You know that you want a good credit score so you can get better terms for any loans or lines of credit. In most cases, the highest credit score is 850 (more on this in a moment), but reaching that “perfect” score isn’t essential or even all that common. Even so, that doesn’t mean you shouldn’t strive for your scores to be the best they can possibly be.
An impeccable payment history, low balances and a well-established track record all work to boost your likelihood of reaching a high credit score. However, before you can get there, it’s important to understand more about the highest score, what determines your score, and how to improve your numbers.
What Is the Highest Credit Score Possible?
There is more than just one credit score and, as we mentioned, 850 is typically the highest score. But there are some exceptions based on which type of score a lender is reviewing.
Lenders have access to several types of scores, each of which has its own range. So, what is the highest credit score you can get? The answer depends on the scoring model that the lender uses. Typically, 850 is the highest, although some VantageScores go as high as 990. The ranges of the most popular scoring types are as follows:
- FICO: 300–850
- Vantage 3.0: 300–850
- Vantage 1.0 and 2.0: 501–990
- Experian PLUS: 330–830
- TransUnion: 300–850
- Equifax: 280–850
Factors That Determine Your Credit Score
Beyond knowing the highest score, it’s important to understand how credit bureaus calculate your scores — these components are what you can address in your own financial behaviors to improve your scores. In general, no matter which scoring model lenders use, they include an assessment of five major factors.
- Payment History: This is one of the most important of the five categories because it typically accounts for 35% of your score. It represents whether or not you have a good habit of making your loan or credit payments on time.
- Credit Utilization: The second-most important factor that accounts for 30% of your score is the amount you currently owe in relation to how much credit you have.

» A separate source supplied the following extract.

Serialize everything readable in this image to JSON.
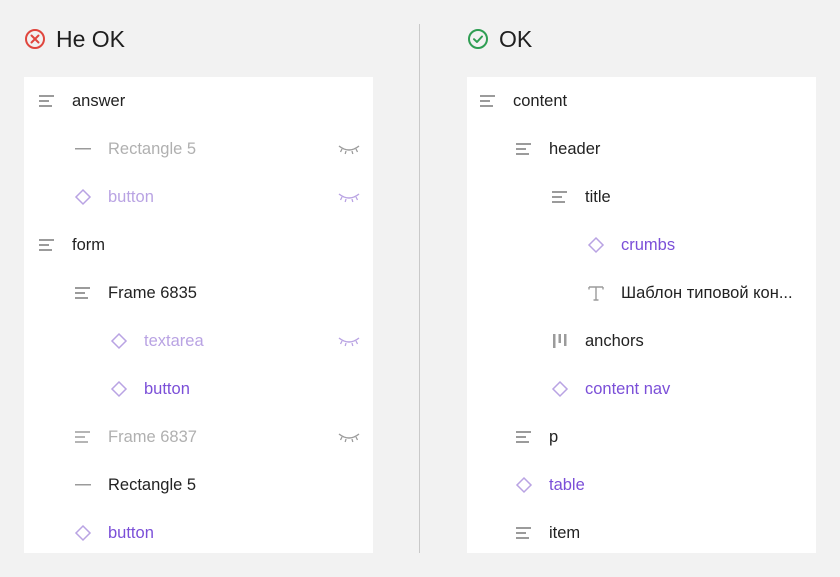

Experts recommend keeping your debt at 30%, ideally 10% of your overall credit limit.
- Length of Credit History: How long you’ve managed credit is one of the components of your scores (making up 15% of the score). This is one of the factors you can’t really do anything (other than let time pass) with — However, it is an important element to remember if you’re thinking about closing a credit card, as doing so could damage your credit history.
- Credit Mix: This accounts for 10% of your score and includes the spectrum of retail accounts, loans, mortgages and credit cards you may have. This is considered because it tells lenders how you manage different types of accounts. (Note: Just because this is considered does not mean you should open other types of accounts just to add variancy to your credit profile.)
- Credit Inquiries: Any time your credit is reviewed, like when you apply for a new credit card or a loan, a hard inquiry is placed on your credit. Doing this too often in a short timeframe can make you appear like a risk to lenders. This accounts for 10% of your scores. (Remember: Checking your own credit is seen as a “soft” inquiry and won’t harm your scores.)
How to Get the Best Credit Score
Now you know what components of your financial behaviors are impacting your potential of reaching the perfect score. Breaking down the items above, here are some things to consider to make sure you’re on the right track to build the best credit scores you can.
- Pay your bills on time
- Maintain a good credit utilization ratio
- Limit the number of hard inquiries you make on your credit
- Consider keeping your accounts open, even after you pay them off
- Remedy any mistakes you find on your credit reports, as these errors could be bringing down your scores
As noted by the Federal Trade Commission, the Fair Credit Reporting Act (FCRA) requires each of the three main credit bureaus (TransUnion, Equifax, and Experian) to give you a free copy of your credit reports every 12 months. You can get these by visiting AnnualCreditReport.com. You’ll want to get and review copies of each, as the information likely won’t be identical on all three, as not every place will report to all three bureaus. Reviewing your credit report regularly allows you to gauge where you stand and create a plan for improving your score on a go-forth basis. As you work to improve your scores, you can monitor your progress by viewing two of your credit scores for free, updated every 14 days, on Credit.com.
Now that you know the highest credit score, the question becomes whether or not you can reach it, or if you even need to. The highest credit score is typically next to impossible to reach and maintain, as it often is paired with exceptionally high credit limits with zero carried balances and no negative marks on your credit report. However, according to an Experian report, scores between 740 and 799 can still help you qualify for lower interest rates and puts you above the average U.S. consumer’s score.